Let’s talk

Let's talk

The Riders’ Law explained

15 February 2021

I met Ángel (not his real name) waiting in the dinner queue of Vecinas de Lavapies food bank last summer. It would cost him at least one hour’s work to feed himself, and another job to get the metro back to his sister’s house where he was staying.

Let's talk

Storm Filomena

9 February 2021

Now that the last remaining piles of snow have finally melted away, let’s reflect on a fortnight of Filomena’s presence in this city. With zero Council preparations and unprecedented snowfall, how did Filomena’s force unfold and take Madrid from its most beautiful to a disaster zone?

Let's talk

Snow in the Cañada

8 January 2021

As Madrid plunges to -11°C this week and sees historic snowfall that is predicted to be the most snow this century will ever have, children of the Cañada Real Sector 6 forget their traumas for a moment and enjoy the magic of their world in white.

Let's talk

The power and art of protest photography

6 November 2020

The sun sets at around 4 pm in Warsaw, so it’s dark by the time protestors can leave their offices, schools and factories. As soon as they’re out of work, they wrap up warm, often in black and red, and head to the streets to protest against the patriarchal ruling class.

Let's talk

As Lavapiés’ food banks endure, it’s time to get involved

27 August 2020

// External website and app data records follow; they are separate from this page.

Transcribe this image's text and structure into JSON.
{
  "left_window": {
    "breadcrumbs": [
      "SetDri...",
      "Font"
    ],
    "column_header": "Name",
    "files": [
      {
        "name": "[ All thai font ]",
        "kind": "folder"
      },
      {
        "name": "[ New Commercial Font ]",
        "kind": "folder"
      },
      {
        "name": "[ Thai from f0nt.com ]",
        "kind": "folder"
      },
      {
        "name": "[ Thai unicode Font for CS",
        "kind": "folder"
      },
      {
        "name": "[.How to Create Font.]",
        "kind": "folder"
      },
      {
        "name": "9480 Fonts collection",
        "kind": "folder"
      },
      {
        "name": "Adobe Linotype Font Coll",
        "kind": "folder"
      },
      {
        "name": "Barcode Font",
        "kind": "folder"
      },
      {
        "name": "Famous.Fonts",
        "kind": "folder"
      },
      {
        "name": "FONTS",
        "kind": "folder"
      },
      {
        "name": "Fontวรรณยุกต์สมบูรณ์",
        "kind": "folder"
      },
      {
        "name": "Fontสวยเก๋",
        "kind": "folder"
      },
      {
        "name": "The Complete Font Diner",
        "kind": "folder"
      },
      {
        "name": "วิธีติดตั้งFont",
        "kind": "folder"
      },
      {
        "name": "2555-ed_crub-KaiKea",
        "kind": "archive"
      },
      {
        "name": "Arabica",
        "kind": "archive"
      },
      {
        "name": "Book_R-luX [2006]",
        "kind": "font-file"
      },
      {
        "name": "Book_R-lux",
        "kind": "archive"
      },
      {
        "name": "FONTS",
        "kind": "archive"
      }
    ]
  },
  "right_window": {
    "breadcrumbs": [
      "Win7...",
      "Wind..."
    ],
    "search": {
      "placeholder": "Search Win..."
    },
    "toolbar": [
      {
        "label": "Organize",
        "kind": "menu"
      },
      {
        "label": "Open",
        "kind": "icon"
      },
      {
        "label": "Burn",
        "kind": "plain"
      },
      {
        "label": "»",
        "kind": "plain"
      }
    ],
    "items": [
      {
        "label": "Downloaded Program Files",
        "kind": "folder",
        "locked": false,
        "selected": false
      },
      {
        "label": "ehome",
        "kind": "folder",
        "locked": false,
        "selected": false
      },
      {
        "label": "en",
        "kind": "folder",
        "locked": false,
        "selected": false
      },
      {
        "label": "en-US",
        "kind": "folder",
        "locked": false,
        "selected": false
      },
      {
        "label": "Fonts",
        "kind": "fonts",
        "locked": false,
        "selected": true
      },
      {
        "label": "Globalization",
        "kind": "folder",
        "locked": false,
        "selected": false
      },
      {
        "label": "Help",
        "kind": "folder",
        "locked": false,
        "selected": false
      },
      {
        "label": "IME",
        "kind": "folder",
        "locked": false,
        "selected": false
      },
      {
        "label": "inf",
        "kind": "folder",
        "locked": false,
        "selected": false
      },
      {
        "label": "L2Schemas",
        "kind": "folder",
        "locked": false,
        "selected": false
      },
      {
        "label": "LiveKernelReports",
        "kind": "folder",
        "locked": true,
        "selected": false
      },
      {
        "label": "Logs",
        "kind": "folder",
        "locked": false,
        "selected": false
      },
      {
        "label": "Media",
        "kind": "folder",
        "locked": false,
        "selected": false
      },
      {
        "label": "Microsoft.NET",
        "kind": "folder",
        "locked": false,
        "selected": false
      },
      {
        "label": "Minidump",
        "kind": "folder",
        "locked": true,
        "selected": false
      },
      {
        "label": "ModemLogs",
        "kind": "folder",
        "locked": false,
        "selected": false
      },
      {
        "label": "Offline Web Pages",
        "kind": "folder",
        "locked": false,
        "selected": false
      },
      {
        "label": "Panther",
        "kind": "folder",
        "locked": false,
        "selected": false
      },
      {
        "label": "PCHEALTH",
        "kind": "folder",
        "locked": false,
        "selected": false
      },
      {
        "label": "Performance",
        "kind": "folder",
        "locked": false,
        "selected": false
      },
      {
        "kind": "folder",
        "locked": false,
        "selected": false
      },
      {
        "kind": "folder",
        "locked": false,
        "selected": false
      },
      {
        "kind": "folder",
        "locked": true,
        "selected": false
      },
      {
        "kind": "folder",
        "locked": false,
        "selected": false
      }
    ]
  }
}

Vecinas de Lavapiés are an incredible group of neighbours serving daily meals and weekly food supplies to their fellow neighbours. They’re the little sister of La Cuba, one of Lavapiés’ first Covid-19 relief food banks, and Vecinas have joined forced with Plaza Solidaria, a long-standing local association you may have spotted distributing hot food on Plaza de Tirso de Molina over the years.

Let's talk

We need to talk about Madrid’s ‘Tourist Saviour Complex’

6 August 2020

Just as Spain was finally starting to recover from its last financial crisis, the deepest recession we’ve ever witnessed has only just begun. Poverty, inequality and reliance on precarious work inflicted by a decade of government-imposed austerity remains all around us, and the few tourists that trickle in today – just as their pre-pandemic forefathers did – continue to feed into this.

Let's talk

#RegularizaciónYa: Spain’s anti-racism and anti-colonialism movement

30 June 2020

Immigrant exploitation is all around us. Many of Spain’s 600,000 undocumented migrants are essential workers, They pick Europe’s vegetables and keep them cheap, they take care of the elderly, clean the hospitals, deliver us food, build our homes and allow us to stay confined in them during the pandemic. Institutional exploitation of immigrants must stop, and that is exactly what Regularización Ya are here to do.